### Exercise directions:
Work through the records that follow and return each line containing the word "awards".
+===+
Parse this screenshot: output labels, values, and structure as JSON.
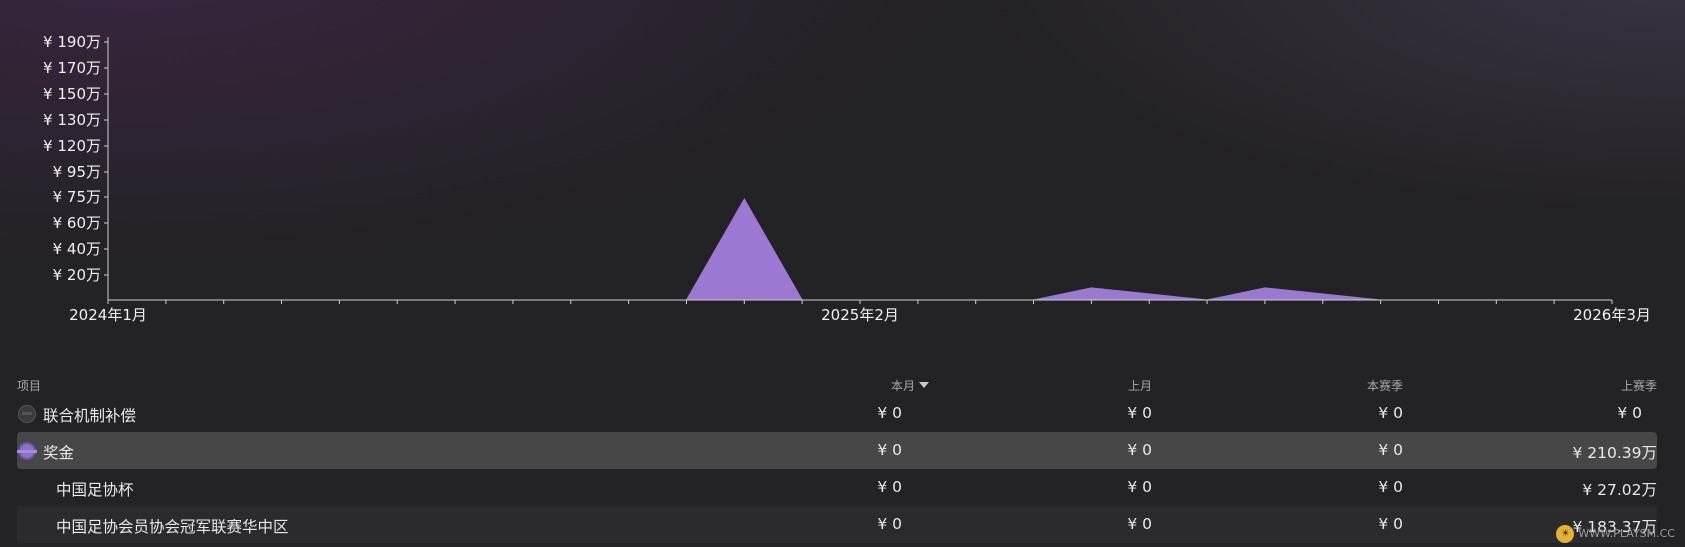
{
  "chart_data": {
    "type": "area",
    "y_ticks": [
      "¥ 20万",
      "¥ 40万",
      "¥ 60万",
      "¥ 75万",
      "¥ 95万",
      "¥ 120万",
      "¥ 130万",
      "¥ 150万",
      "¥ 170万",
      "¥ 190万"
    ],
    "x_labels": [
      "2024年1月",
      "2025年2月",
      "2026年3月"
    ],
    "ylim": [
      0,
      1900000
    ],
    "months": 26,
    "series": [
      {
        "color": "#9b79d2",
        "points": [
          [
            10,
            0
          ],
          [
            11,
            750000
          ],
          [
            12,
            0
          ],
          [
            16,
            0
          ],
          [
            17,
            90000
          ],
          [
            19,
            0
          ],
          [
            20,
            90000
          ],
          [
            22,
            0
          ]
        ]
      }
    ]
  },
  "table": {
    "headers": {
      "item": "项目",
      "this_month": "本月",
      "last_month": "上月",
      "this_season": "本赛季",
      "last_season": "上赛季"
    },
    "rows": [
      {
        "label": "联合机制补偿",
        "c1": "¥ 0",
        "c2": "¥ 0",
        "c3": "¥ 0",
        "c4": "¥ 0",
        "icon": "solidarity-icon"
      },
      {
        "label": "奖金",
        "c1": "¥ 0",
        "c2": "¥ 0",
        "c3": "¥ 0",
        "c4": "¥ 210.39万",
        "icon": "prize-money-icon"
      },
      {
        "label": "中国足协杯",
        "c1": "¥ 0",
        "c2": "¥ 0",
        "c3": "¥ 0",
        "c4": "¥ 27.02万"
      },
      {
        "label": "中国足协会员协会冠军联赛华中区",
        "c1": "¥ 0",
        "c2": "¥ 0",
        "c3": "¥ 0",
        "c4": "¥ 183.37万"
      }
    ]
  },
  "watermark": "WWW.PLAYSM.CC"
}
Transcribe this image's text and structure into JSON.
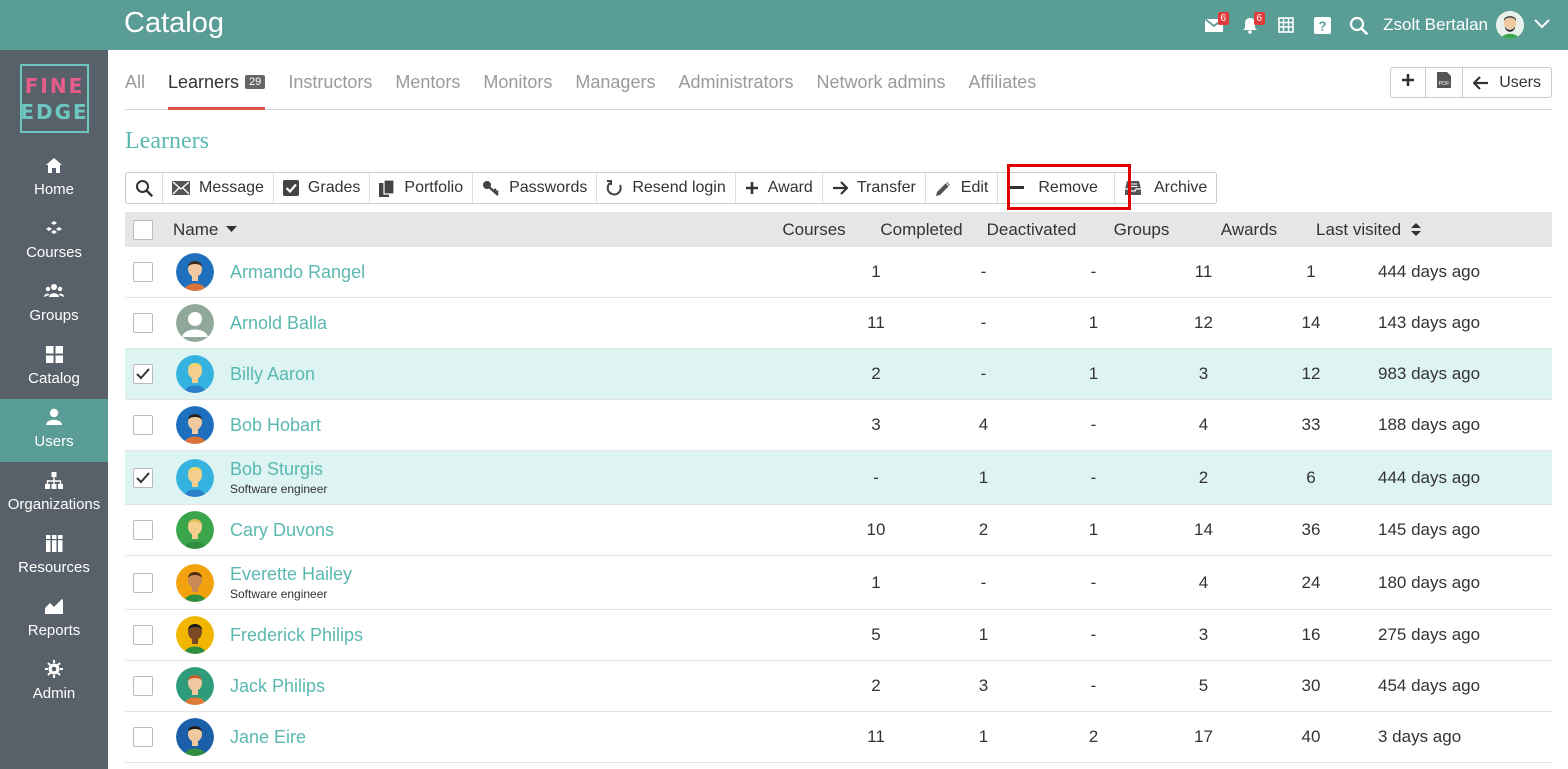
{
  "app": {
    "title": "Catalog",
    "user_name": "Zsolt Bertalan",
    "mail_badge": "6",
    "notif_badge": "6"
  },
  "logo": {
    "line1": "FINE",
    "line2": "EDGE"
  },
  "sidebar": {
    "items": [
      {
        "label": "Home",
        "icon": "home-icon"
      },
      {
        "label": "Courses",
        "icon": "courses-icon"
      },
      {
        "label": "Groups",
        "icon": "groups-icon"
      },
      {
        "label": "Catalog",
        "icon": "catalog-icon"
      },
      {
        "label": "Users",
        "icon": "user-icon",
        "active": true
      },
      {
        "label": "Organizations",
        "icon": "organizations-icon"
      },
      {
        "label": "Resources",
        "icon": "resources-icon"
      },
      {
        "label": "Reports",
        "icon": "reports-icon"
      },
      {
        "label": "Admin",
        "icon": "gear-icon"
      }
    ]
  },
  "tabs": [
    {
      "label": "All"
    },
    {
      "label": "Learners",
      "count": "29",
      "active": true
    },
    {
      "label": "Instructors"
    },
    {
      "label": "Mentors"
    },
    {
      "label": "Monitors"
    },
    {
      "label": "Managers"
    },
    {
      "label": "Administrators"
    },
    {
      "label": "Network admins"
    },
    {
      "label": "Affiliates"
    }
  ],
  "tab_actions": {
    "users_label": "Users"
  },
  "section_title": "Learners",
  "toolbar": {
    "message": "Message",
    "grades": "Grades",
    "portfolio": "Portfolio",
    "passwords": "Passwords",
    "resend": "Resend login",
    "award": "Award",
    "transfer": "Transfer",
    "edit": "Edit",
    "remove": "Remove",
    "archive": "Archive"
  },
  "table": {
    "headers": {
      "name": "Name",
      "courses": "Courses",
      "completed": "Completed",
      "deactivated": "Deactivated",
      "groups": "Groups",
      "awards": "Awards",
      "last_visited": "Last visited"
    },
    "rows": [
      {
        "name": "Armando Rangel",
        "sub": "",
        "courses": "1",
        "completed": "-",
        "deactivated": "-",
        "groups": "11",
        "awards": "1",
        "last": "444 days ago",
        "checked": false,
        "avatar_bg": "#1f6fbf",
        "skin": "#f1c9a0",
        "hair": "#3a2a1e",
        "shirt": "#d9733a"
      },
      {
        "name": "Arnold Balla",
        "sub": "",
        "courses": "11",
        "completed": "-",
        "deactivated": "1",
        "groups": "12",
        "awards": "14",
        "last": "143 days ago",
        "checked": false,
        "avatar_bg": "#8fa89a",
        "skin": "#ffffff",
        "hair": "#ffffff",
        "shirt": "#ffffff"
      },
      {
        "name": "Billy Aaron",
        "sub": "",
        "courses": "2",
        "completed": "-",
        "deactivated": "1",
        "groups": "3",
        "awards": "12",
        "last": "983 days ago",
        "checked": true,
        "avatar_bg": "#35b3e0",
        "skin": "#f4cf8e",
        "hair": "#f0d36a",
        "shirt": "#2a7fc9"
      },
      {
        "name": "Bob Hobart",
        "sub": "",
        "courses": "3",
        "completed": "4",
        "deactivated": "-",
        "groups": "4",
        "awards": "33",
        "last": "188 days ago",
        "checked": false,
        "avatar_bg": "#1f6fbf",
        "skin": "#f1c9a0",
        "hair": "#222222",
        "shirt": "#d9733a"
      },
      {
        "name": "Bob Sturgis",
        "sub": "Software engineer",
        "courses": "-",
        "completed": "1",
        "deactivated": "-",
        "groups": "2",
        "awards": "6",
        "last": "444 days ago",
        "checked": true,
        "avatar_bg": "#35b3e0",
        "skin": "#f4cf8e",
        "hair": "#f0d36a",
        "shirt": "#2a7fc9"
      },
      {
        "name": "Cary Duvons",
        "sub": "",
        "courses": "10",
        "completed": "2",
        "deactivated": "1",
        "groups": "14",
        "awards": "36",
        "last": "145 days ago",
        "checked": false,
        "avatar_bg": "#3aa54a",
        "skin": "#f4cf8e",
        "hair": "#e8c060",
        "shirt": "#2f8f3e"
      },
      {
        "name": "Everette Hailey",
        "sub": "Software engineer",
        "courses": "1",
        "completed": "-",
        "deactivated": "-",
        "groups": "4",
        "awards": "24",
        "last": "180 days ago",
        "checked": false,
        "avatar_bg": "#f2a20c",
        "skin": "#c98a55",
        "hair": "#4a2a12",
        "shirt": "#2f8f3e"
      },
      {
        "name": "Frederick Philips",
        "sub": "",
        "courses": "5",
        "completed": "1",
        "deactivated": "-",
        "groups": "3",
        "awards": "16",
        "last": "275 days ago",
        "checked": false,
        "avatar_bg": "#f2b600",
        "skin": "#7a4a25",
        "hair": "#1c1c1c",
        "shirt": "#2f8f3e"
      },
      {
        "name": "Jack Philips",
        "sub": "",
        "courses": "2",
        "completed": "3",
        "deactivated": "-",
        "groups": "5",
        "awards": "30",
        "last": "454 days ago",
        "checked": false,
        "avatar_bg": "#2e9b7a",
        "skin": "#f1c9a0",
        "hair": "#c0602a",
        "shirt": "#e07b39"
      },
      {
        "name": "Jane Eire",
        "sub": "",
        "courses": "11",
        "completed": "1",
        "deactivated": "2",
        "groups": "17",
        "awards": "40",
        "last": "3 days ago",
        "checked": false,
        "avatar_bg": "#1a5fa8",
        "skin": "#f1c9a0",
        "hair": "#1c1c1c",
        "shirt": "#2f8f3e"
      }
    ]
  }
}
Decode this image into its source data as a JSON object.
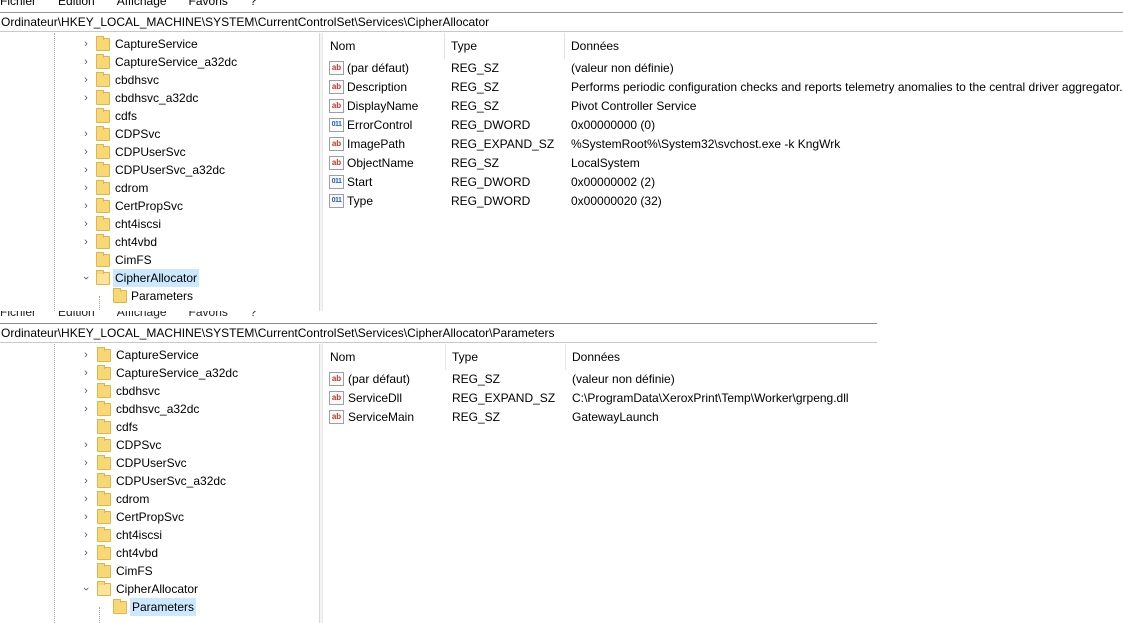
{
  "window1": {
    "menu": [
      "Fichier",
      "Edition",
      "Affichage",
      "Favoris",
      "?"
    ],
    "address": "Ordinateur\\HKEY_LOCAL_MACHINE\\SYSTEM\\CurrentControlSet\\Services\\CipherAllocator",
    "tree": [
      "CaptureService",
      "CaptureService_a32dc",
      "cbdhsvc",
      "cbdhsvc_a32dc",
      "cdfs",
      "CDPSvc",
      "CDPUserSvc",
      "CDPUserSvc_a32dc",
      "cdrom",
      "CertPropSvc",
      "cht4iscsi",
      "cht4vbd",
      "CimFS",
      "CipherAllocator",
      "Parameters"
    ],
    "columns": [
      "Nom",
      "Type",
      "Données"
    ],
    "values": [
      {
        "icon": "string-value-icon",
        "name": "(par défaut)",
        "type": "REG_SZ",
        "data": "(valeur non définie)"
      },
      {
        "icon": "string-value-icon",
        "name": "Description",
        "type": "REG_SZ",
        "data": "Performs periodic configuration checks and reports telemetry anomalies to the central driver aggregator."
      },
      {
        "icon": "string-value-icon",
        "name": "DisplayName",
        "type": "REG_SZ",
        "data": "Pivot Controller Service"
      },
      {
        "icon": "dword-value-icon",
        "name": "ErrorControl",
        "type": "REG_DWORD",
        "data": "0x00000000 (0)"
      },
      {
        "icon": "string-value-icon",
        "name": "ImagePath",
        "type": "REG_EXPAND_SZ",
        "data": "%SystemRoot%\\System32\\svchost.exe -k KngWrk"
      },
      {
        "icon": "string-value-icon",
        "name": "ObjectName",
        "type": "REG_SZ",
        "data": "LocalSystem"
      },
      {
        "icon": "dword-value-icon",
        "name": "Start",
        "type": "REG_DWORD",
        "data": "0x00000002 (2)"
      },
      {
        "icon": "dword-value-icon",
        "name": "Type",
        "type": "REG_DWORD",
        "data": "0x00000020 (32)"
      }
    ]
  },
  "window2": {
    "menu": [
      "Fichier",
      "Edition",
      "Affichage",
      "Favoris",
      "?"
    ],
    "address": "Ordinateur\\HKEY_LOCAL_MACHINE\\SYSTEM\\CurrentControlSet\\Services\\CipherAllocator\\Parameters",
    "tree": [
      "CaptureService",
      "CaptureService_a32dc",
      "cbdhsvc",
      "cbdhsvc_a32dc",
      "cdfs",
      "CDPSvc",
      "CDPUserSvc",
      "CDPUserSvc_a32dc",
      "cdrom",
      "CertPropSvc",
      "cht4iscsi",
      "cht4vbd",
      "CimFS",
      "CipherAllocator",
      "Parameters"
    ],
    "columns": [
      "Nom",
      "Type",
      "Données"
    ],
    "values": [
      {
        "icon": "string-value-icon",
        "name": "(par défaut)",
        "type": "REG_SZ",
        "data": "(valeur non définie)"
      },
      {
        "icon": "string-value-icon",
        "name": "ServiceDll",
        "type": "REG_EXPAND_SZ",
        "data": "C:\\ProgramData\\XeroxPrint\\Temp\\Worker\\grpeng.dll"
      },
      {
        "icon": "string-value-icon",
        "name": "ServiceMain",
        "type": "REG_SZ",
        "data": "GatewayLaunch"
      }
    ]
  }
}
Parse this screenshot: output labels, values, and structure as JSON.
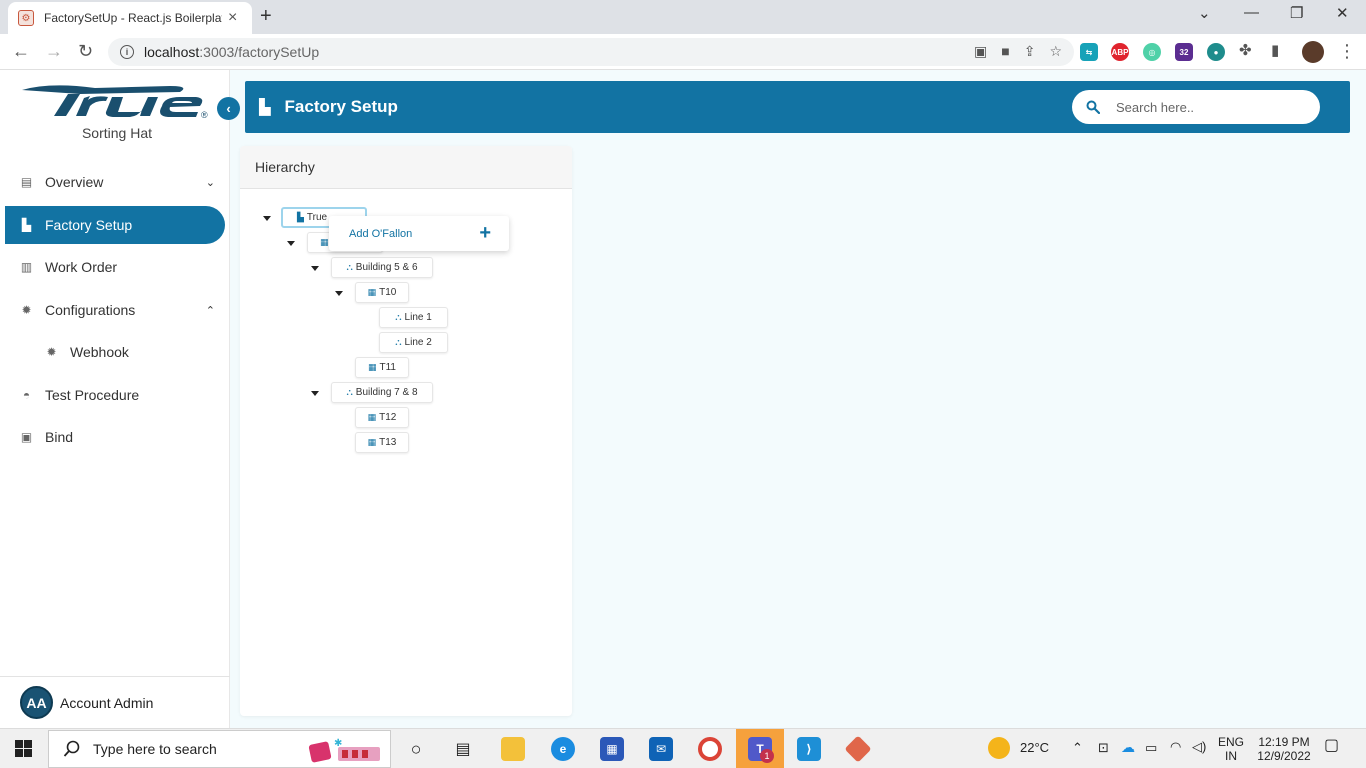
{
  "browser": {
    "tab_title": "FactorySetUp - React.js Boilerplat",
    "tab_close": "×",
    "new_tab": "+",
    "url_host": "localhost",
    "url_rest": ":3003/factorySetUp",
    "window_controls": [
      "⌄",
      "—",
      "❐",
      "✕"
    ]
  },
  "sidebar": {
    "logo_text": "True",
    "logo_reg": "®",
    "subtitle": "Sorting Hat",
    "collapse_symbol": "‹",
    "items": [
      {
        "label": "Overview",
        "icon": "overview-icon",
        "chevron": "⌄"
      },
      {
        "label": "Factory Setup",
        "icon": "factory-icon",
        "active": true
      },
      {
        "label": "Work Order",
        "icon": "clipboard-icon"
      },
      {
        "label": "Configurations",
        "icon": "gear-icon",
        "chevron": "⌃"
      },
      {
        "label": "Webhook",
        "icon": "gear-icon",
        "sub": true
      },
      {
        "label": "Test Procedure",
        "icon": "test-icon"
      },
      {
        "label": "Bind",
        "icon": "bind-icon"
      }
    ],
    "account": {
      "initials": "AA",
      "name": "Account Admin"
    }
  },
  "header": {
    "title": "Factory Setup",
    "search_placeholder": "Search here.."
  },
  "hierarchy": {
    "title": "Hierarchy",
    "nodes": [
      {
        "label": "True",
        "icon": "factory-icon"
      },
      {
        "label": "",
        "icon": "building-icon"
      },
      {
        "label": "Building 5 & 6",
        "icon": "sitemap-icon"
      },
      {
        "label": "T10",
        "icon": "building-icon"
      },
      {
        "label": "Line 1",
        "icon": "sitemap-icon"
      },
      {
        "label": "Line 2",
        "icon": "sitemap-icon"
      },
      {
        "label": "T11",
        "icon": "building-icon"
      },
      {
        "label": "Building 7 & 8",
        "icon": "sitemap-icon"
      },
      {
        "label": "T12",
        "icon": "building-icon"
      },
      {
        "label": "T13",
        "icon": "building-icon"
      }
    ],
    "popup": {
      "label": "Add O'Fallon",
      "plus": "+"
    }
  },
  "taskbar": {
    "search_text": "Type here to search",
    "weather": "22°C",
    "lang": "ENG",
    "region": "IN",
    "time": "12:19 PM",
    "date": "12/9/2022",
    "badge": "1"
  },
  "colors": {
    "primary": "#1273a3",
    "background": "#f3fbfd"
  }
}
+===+
### Solution to this exercise:
      "awards": "Awards",
        "awards": "1",
        "awards": "14",
        "awards": "12",
        "awards": "33",
        "awards": "6",
        "awards": "36",
        "awards": "24",
        "awards": "16",
        "awards": "30",
        "awards": "40",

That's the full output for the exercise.